%%

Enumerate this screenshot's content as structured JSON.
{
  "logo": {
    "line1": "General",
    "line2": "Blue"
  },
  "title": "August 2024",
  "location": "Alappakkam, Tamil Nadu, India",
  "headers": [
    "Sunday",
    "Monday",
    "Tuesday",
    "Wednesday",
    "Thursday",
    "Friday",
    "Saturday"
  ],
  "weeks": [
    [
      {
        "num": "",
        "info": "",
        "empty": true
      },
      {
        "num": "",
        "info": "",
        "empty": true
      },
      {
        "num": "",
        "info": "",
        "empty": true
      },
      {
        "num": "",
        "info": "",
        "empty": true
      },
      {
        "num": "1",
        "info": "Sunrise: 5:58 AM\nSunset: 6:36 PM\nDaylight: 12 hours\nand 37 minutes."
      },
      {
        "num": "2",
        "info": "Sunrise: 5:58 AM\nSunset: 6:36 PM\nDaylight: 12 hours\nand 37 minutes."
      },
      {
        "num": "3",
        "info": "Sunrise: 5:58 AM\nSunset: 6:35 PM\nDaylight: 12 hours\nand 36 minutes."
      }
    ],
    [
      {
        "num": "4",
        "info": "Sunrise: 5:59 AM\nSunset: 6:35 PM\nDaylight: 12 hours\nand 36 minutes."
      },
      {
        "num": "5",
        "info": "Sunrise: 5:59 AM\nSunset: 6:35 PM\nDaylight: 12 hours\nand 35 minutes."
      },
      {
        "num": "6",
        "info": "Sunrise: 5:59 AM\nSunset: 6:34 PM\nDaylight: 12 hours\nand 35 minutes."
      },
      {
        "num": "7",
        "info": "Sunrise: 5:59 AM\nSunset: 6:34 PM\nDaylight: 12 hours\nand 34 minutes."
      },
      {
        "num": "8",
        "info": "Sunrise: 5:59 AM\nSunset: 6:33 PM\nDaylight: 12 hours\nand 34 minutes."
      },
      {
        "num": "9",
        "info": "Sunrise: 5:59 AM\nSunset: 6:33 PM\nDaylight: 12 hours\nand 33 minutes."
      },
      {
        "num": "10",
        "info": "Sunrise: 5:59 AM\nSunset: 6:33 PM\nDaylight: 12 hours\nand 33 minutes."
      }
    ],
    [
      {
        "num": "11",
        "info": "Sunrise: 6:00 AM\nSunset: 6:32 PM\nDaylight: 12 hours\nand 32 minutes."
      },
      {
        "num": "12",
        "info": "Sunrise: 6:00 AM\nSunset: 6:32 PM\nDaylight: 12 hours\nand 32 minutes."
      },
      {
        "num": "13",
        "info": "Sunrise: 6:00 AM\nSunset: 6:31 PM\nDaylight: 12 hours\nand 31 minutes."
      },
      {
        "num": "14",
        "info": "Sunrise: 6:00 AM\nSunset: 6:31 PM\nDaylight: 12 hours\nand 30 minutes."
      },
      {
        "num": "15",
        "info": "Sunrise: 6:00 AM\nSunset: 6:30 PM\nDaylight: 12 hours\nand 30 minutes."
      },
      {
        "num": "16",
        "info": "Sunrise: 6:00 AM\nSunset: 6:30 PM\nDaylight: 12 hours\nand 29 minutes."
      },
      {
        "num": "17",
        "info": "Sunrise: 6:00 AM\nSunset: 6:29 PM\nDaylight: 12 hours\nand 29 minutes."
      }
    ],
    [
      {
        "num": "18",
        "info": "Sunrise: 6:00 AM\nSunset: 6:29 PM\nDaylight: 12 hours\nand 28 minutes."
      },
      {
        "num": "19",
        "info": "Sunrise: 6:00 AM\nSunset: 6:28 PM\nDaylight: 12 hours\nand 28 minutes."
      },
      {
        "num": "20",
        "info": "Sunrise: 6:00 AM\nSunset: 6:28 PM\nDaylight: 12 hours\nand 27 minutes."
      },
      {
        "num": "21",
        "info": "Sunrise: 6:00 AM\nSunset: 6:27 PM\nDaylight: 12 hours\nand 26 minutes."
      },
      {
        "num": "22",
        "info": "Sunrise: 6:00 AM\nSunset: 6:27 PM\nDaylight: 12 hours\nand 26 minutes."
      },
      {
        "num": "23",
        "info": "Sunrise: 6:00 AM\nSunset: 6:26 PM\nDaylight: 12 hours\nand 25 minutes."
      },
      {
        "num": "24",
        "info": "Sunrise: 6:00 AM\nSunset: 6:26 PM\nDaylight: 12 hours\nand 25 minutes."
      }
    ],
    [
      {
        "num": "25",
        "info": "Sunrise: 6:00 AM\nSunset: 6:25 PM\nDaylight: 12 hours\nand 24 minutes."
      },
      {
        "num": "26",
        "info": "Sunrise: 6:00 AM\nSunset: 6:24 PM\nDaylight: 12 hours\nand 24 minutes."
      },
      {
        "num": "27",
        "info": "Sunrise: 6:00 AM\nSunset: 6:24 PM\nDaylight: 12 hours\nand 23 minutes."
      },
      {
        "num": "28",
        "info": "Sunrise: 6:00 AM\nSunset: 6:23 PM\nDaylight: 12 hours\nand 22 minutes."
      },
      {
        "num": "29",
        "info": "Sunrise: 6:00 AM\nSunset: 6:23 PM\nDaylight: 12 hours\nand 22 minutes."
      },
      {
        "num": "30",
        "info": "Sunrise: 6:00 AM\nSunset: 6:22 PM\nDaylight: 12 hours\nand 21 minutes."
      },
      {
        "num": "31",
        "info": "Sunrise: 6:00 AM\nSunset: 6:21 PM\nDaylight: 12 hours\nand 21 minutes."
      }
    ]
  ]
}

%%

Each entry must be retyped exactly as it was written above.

→ Solution for this problem
Enumerate this screenshot's content as structured JSON.
{
  "logo": {
    "line1": "General",
    "line2": "Blue"
  },
  "title": "August 2024",
  "location": "Alappakkam, Tamil Nadu, India",
  "headers": [
    "Sunday",
    "Monday",
    "Tuesday",
    "Wednesday",
    "Thursday",
    "Friday",
    "Saturday"
  ],
  "weeks": [
    [
      {
        "num": "",
        "info": "",
        "empty": true
      },
      {
        "num": "",
        "info": "",
        "empty": true
      },
      {
        "num": "",
        "info": "",
        "empty": true
      },
      {
        "num": "",
        "info": "",
        "empty": true
      },
      {
        "num": "1",
        "info": "Sunrise: 5:58 AM\nSunset: 6:36 PM\nDaylight: 12 hours\nand 37 minutes."
      },
      {
        "num": "2",
        "info": "Sunrise: 5:58 AM\nSunset: 6:36 PM\nDaylight: 12 hours\nand 37 minutes."
      },
      {
        "num": "3",
        "info": "Sunrise: 5:58 AM\nSunset: 6:35 PM\nDaylight: 12 hours\nand 36 minutes."
      }
    ],
    [
      {
        "num": "4",
        "info": "Sunrise: 5:59 AM\nSunset: 6:35 PM\nDaylight: 12 hours\nand 36 minutes."
      },
      {
        "num": "5",
        "info": "Sunrise: 5:59 AM\nSunset: 6:35 PM\nDaylight: 12 hours\nand 35 minutes."
      },
      {
        "num": "6",
        "info": "Sunrise: 5:59 AM\nSunset: 6:34 PM\nDaylight: 12 hours\nand 35 minutes."
      },
      {
        "num": "7",
        "info": "Sunrise: 5:59 AM\nSunset: 6:34 PM\nDaylight: 12 hours\nand 34 minutes."
      },
      {
        "num": "8",
        "info": "Sunrise: 5:59 AM\nSunset: 6:33 PM\nDaylight: 12 hours\nand 34 minutes."
      },
      {
        "num": "9",
        "info": "Sunrise: 5:59 AM\nSunset: 6:33 PM\nDaylight: 12 hours\nand 33 minutes."
      },
      {
        "num": "10",
        "info": "Sunrise: 5:59 AM\nSunset: 6:33 PM\nDaylight: 12 hours\nand 33 minutes."
      }
    ],
    [
      {
        "num": "11",
        "info": "Sunrise: 6:00 AM\nSunset: 6:32 PM\nDaylight: 12 hours\nand 32 minutes."
      },
      {
        "num": "12",
        "info": "Sunrise: 6:00 AM\nSunset: 6:32 PM\nDaylight: 12 hours\nand 32 minutes."
      },
      {
        "num": "13",
        "info": "Sunrise: 6:00 AM\nSunset: 6:31 PM\nDaylight: 12 hours\nand 31 minutes."
      },
      {
        "num": "14",
        "info": "Sunrise: 6:00 AM\nSunset: 6:31 PM\nDaylight: 12 hours\nand 30 minutes."
      },
      {
        "num": "15",
        "info": "Sunrise: 6:00 AM\nSunset: 6:30 PM\nDaylight: 12 hours\nand 30 minutes."
      },
      {
        "num": "16",
        "info": "Sunrise: 6:00 AM\nSunset: 6:30 PM\nDaylight: 12 hours\nand 29 minutes."
      },
      {
        "num": "17",
        "info": "Sunrise: 6:00 AM\nSunset: 6:29 PM\nDaylight: 12 hours\nand 29 minutes."
      }
    ],
    [
      {
        "num": "18",
        "info": "Sunrise: 6:00 AM\nSunset: 6:29 PM\nDaylight: 12 hours\nand 28 minutes."
      },
      {
        "num": "19",
        "info": "Sunrise: 6:00 AM\nSunset: 6:28 PM\nDaylight: 12 hours\nand 28 minutes."
      },
      {
        "num": "20",
        "info": "Sunrise: 6:00 AM\nSunset: 6:28 PM\nDaylight: 12 hours\nand 27 minutes."
      },
      {
        "num": "21",
        "info": "Sunrise: 6:00 AM\nSunset: 6:27 PM\nDaylight: 12 hours\nand 26 minutes."
      },
      {
        "num": "22",
        "info": "Sunrise: 6:00 AM\nSunset: 6:27 PM\nDaylight: 12 hours\nand 26 minutes."
      },
      {
        "num": "23",
        "info": "Sunrise: 6:00 AM\nSunset: 6:26 PM\nDaylight: 12 hours\nand 25 minutes."
      },
      {
        "num": "24",
        "info": "Sunrise: 6:00 AM\nSunset: 6:26 PM\nDaylight: 12 hours\nand 25 minutes."
      }
    ],
    [
      {
        "num": "25",
        "info": "Sunrise: 6:00 AM\nSunset: 6:25 PM\nDaylight: 12 hours\nand 24 minutes."
      },
      {
        "num": "26",
        "info": "Sunrise: 6:00 AM\nSunset: 6:24 PM\nDaylight: 12 hours\nand 24 minutes."
      },
      {
        "num": "27",
        "info": "Sunrise: 6:00 AM\nSunset: 6:24 PM\nDaylight: 12 hours\nand 23 minutes."
      },
      {
        "num": "28",
        "info": "Sunrise: 6:00 AM\nSunset: 6:23 PM\nDaylight: 12 hours\nand 22 minutes."
      },
      {
        "num": "29",
        "info": "Sunrise: 6:00 AM\nSunset: 6:23 PM\nDaylight: 12 hours\nand 22 minutes."
      },
      {
        "num": "30",
        "info": "Sunrise: 6:00 AM\nSunset: 6:22 PM\nDaylight: 12 hours\nand 21 minutes."
      },
      {
        "num": "31",
        "info": "Sunrise: 6:00 AM\nSunset: 6:21 PM\nDaylight: 12 hours\nand 21 minutes."
      }
    ]
  ]
}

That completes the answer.